- [EXERCISE DESCRIPTION]:
Which of the lines below hold the word "this"? Pull each of them out.

________________________

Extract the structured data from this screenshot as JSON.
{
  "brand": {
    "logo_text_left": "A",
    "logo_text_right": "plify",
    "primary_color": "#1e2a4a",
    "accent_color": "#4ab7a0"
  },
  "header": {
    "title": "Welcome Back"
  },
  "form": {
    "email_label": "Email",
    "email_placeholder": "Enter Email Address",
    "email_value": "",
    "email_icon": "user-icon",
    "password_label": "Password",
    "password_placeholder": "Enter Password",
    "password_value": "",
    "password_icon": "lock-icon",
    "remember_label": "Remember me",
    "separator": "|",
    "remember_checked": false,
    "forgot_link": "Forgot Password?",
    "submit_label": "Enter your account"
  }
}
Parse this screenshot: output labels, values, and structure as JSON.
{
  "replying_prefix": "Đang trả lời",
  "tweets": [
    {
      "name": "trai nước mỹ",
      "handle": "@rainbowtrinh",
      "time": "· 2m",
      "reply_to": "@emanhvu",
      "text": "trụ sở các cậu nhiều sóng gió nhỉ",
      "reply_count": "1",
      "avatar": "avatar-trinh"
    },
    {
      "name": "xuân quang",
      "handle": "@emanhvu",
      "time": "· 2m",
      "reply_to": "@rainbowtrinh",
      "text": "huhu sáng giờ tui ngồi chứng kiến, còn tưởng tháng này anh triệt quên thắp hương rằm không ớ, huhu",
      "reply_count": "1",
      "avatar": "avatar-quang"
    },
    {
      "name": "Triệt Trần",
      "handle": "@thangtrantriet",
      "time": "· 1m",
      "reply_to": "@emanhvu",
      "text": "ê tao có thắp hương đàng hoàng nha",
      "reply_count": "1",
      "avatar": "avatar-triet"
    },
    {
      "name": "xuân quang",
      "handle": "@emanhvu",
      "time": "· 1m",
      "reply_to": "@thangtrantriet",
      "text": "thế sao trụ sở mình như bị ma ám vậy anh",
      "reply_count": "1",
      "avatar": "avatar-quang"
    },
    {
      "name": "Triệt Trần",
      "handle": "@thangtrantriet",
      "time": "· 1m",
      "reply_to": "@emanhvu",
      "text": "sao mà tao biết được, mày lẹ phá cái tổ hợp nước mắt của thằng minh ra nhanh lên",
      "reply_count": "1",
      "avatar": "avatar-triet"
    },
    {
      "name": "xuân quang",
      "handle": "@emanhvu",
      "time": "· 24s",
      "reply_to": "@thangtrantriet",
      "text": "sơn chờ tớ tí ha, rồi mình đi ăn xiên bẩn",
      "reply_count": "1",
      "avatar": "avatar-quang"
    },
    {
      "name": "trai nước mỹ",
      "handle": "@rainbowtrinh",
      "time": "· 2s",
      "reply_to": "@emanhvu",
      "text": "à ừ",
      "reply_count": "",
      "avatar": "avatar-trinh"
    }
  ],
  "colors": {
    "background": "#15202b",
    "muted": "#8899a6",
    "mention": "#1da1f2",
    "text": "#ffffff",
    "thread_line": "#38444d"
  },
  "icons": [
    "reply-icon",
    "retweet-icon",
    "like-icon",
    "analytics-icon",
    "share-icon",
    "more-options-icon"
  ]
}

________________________

- [WRITTEN RESPONSE]:
Extract the structured data from this screenshot as JSON.
Parse this screenshot: output labels, values, and structure as JSON.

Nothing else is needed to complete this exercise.